The most effective meat and poultry processing facilities have highly trained and certified in-house staff who can follow proper lubrication practices and identify when facilities require outside expertise, Johnson says, noting that ICML maintains a listing of upcoming training events and offers independent certification of lubrication professionals based on the individuals’ training.

Supervisors, meanwhile, should be vigilant about ensuring that workers are following the correct lubricating procedures, Marriott says. “The most effective approach is on-the-job training with employees taught how to detect if a seal is leaking and the action to take if they observe leakage during a shift,” he says. “That might result in replacing the seal during break time or at the end of the day so production does not have to stop for the repair.”

In addition to incorporating more stringent maintenance techniques, processors can benefit from the availability of more robust lubricants, Marriott states. He says recent upgrades include formulas that make greases effective longer.
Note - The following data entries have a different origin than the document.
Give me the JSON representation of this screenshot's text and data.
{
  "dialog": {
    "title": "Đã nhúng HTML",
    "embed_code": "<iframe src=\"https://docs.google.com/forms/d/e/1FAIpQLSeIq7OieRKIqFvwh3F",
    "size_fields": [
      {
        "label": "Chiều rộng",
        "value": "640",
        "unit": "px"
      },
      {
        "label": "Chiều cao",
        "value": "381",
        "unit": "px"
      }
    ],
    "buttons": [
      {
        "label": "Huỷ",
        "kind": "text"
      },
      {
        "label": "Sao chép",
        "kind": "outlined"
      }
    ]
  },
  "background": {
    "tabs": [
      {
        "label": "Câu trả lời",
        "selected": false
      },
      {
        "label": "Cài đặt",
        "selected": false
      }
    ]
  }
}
Factors triggering formulation changes include stricter government regulations and the availability of chemical building blocks, Johnson says.

Processors should consult with the major lubricant suppliers to determine the most appropriate selections for their operations, says John Crossan, a Chicago-area maintenance manufacturing consultant. “The lubricant manufacturers are the most up to date on the latest improvements and will usually provide a survey at no charge if the customer will consider purchasing from them,” he says. NP